PacWaste is a project funded by the European Union and implemented by SPREP to improve regional hazardous waste management across the Pacific in the priority areas of healthcare waste, asbestos
waste, E-waste and integrated atoll waste management.
This fact-sheet outlines a brief information about Tuvalu, with activities taking place in the project domains of healthcare waste and asbestos.
This report summarises a review of the degree to which climate change has so far been mainstreamed in national strategic plans, policies and budgets of Tuvalu, and in a sectoral case study - and the extent to which mainstreaming has translated to implementation.
A direct internet link to access data relating to Tuvalu's forest cover hosts on the Mongabay website.
Mongabay is the world's most popular site for rainforest information and a well-known source of environmental news reporting and analysis.
The review offers a brief overview of environmental legislation in force in Tuvalu identified and is current as of January 2018.
This guideline, developed as part of the PACC demonstration project, detail the process undertaken to design and build a community-managed water cistern in Lofeagai community, in the north of Funafuti Atoll
This dataset hosts the national reports by Tuvalu to the Convention on Biological Diversity.
Perceived threats can be summarised as arising from deleterious human actions and negative attitudes to the environment, leading to inappropriate behaviour, such as littering, over-fishing and hunting, using fishing nets and modern fishing method, the use of guns and the introduction of pests; the use of inappropriate technologies, such as solid and liquid waste water disposal systems; uncontrolled use of resources and control of livestock; increasing consumption patterns, arising from increases in human populations, demands and changing lifestyles; institutional weaknesses; ignorance and l
This data presents the value and volume of estimated fisheries catches and aquaculture harvest in the year 2014. It was presented in the 5th National Report to the Convention on Biological Diversity.
Data extracted from the 'Fisheries in the PICs' report, 2016. From the table, it can be seen that, in 2014, foreign-based offshore fishing in the Tuvalu zone produced 96,898 mt of fish, with an in-zone value of US$132 million (A$161 million).
Studies of the benefits to Pacific Island countries and territories from fisheries (“Benefish” studies) have been carried out in the past.
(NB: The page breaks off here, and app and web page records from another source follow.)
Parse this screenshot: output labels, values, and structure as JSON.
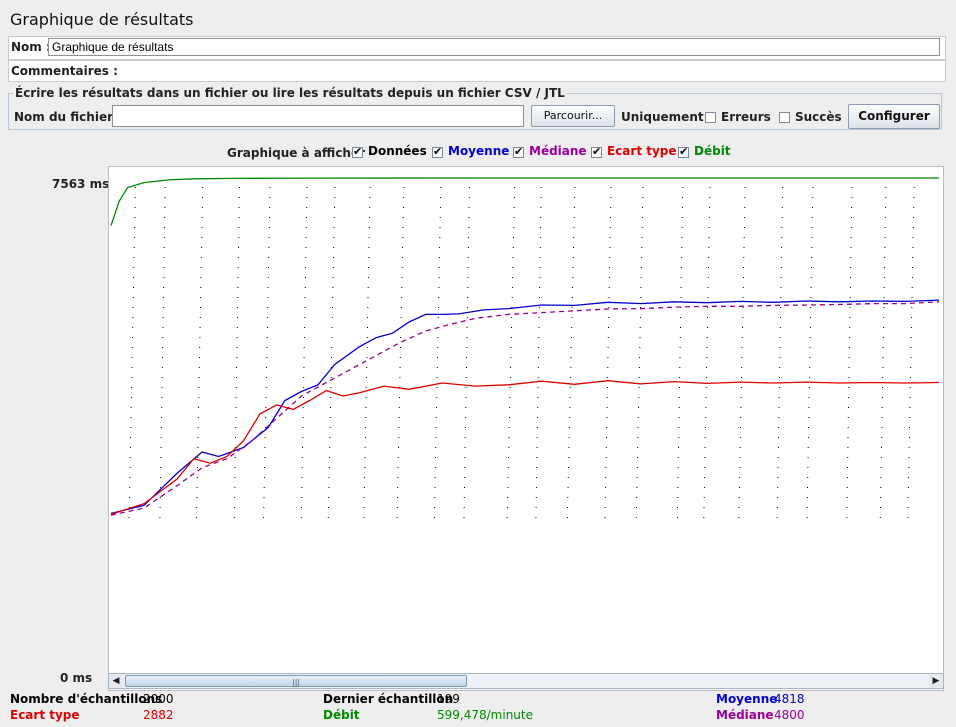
{
  "title": "Graphique de résultats",
  "name_row": {
    "label": "Nom :",
    "value": "Graphique de résultats"
  },
  "comments_row": {
    "label": "Commentaires :"
  },
  "file_section": {
    "legend": "Écrire les résultats dans un fichier ou lire les résultats depuis un fichier CSV / JTL",
    "filename_label": "Nom du fichier :",
    "filename_value": "",
    "browse_label": "Parcourir...",
    "only_label": "Uniquement :",
    "errors_label": "Erreurs",
    "success_label": "Succès",
    "configure_label": "Configurer"
  },
  "display": {
    "label": "Graphique à afficher",
    "items": [
      {
        "label": "Données",
        "color": "#000000",
        "checked": true
      },
      {
        "label": "Moyenne",
        "color": "#0000cc",
        "checked": true
      },
      {
        "label": "Médiane",
        "color": "#990099",
        "checked": true
      },
      {
        "label": "Ecart type",
        "color": "#dd0000",
        "checked": true
      },
      {
        "label": "Débit",
        "color": "#008800",
        "checked": true
      }
    ]
  },
  "axis": {
    "top_label": "7563 ms",
    "bottom_label": "0 ms"
  },
  "stats": {
    "samples_label": "Nombre d'échantillons",
    "samples_value": "2000",
    "last_label": "Dernier échantillon",
    "last_value": "199",
    "avg_label": "Moyenne",
    "avg_value": "4818",
    "std_label": "Ecart type",
    "std_value": "2882",
    "throughput_label": "Débit",
    "throughput_value": "599,478/minute",
    "median_label": "Médiane",
    "median_value": "4800"
  },
  "chart_data": {
    "type": "line",
    "ylim": [
      0,
      7563
    ],
    "series": [
      {
        "name": "Moyenne",
        "color": "#0000cc",
        "values": [
          [
            0,
            80
          ],
          [
            4,
            260
          ],
          [
            8,
            980
          ],
          [
            11,
            1450
          ],
          [
            13,
            1350
          ],
          [
            16,
            1550
          ],
          [
            19,
            2000
          ],
          [
            21,
            2600
          ],
          [
            23,
            2800
          ],
          [
            25,
            2950
          ],
          [
            27,
            3400
          ],
          [
            30,
            3800
          ],
          [
            32,
            4000
          ],
          [
            34,
            4100
          ],
          [
            36,
            4350
          ],
          [
            38,
            4520
          ],
          [
            40,
            4520
          ],
          [
            42,
            4530
          ],
          [
            45,
            4620
          ],
          [
            48,
            4650
          ],
          [
            52,
            4730
          ],
          [
            56,
            4720
          ],
          [
            60,
            4790
          ],
          [
            64,
            4760
          ],
          [
            68,
            4800
          ],
          [
            72,
            4780
          ],
          [
            76,
            4810
          ],
          [
            80,
            4790
          ],
          [
            84,
            4820
          ],
          [
            88,
            4800
          ],
          [
            92,
            4820
          ],
          [
            96,
            4810
          ],
          [
            100,
            4840
          ]
        ]
      },
      {
        "name": "Médiane",
        "color": "#990099",
        "values": [
          [
            0,
            40
          ],
          [
            4,
            200
          ],
          [
            8,
            700
          ],
          [
            11,
            1100
          ],
          [
            14,
            1300
          ],
          [
            17,
            1700
          ],
          [
            20,
            2200
          ],
          [
            23,
            2700
          ],
          [
            26,
            3000
          ],
          [
            29,
            3300
          ],
          [
            32,
            3600
          ],
          [
            35,
            3900
          ],
          [
            38,
            4150
          ],
          [
            41,
            4300
          ],
          [
            44,
            4430
          ],
          [
            48,
            4520
          ],
          [
            52,
            4560
          ],
          [
            56,
            4600
          ],
          [
            60,
            4640
          ],
          [
            64,
            4650
          ],
          [
            68,
            4680
          ],
          [
            72,
            4700
          ],
          [
            76,
            4700
          ],
          [
            80,
            4720
          ],
          [
            84,
            4730
          ],
          [
            88,
            4740
          ],
          [
            92,
            4760
          ],
          [
            96,
            4760
          ],
          [
            100,
            4800
          ]
        ]
      },
      {
        "name": "Ecart type",
        "color": "#dd0000",
        "values": [
          [
            0,
            60
          ],
          [
            4,
            300
          ],
          [
            8,
            850
          ],
          [
            10,
            1300
          ],
          [
            12,
            1200
          ],
          [
            14,
            1350
          ],
          [
            16,
            1700
          ],
          [
            18,
            2300
          ],
          [
            20,
            2500
          ],
          [
            22,
            2400
          ],
          [
            24,
            2600
          ],
          [
            26,
            2820
          ],
          [
            28,
            2700
          ],
          [
            30,
            2770
          ],
          [
            33,
            2920
          ],
          [
            36,
            2850
          ],
          [
            40,
            2990
          ],
          [
            44,
            2920
          ],
          [
            48,
            2950
          ],
          [
            52,
            3030
          ],
          [
            56,
            2960
          ],
          [
            60,
            3040
          ],
          [
            64,
            2970
          ],
          [
            68,
            3020
          ],
          [
            72,
            2980
          ],
          [
            76,
            3010
          ],
          [
            80,
            2990
          ],
          [
            84,
            3010
          ],
          [
            88,
            2990
          ],
          [
            92,
            3000
          ],
          [
            96,
            2990
          ],
          [
            100,
            3000
          ]
        ]
      },
      {
        "name": "Débit",
        "color": "#008800",
        "values": [
          [
            0,
            6500
          ],
          [
            1,
            7050
          ],
          [
            2,
            7350
          ],
          [
            4,
            7460
          ],
          [
            7,
            7520
          ],
          [
            10,
            7545
          ],
          [
            15,
            7555
          ],
          [
            25,
            7560
          ],
          [
            50,
            7563
          ],
          [
            100,
            7563
          ]
        ]
      }
    ]
  }
}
Gillett and Lightfoot (2001) focused on the year 1999, Gillett (2009) focused on 2007, and the present study focuses on 2014.
The fishery production levels for Tuvalu from those three studies are presented in this data.
As part of the process of meeting its obligations under then Protocol, the government of Tuvalu, in close collaboration with SPREP International Consultant, developed this National Compliance Action Plan (NCAP). The NCAP was prepared to reflect the commitment of the Government of Tuvalu to comply with its Obligations under the Montreal Protocol.
This report was presented by Tuvalu during the 3rd international conference on small island developing states. It reported the status of sustainable development (SD), outlining the good progress that has been achieved in the pursuit of sustainable development as the country follows the strategies recommended by the international community for small island developing states (SIDS).
This academic paper investigates the vulnerability of households to climatic disasters in the low-lying atoll nation of Tuvalu. Using the most recent household surveys available, the authors constructed poverty and hardship profiles for households on the different islands of Tuvalu, and combine these with geographic and topographic information to assess the exposure differentials among different groups using spatial econometric models.
'Story Maps' allows an individual to combine authoritative maps with narrative text, images, and multimedia content to make it easy to harness the power of maps and geography to tell a story. An insight into Tuvalu's environmental issues is featuring on the story map website with images and ArcGIS contents.
The map is a fundamental tool for local resident and island management. It was constructed by latest and high-resolution satellite images and the measured results of field investigation by Foram Sand Project, J-PACE and SOPAC.
Tuvalu became the 189th member of the United Nations on September 5, 2000. This dataset provides a direct internet link to access all the highlight information pertaining to Tuvalu's participation in the UN
Tuvalu's shallow marine environments are dominantly fringing and patch reefs. Five of the islands are true coral atolls, with a continuous eroded reef platform surrounding a central lagoon, three islands are comprised of a single islet made up of sand and coral materials (McLean & Hosking, 1991). This article documents the status of corals reefs of Tuvalu, including threats to coral reef biodiversity.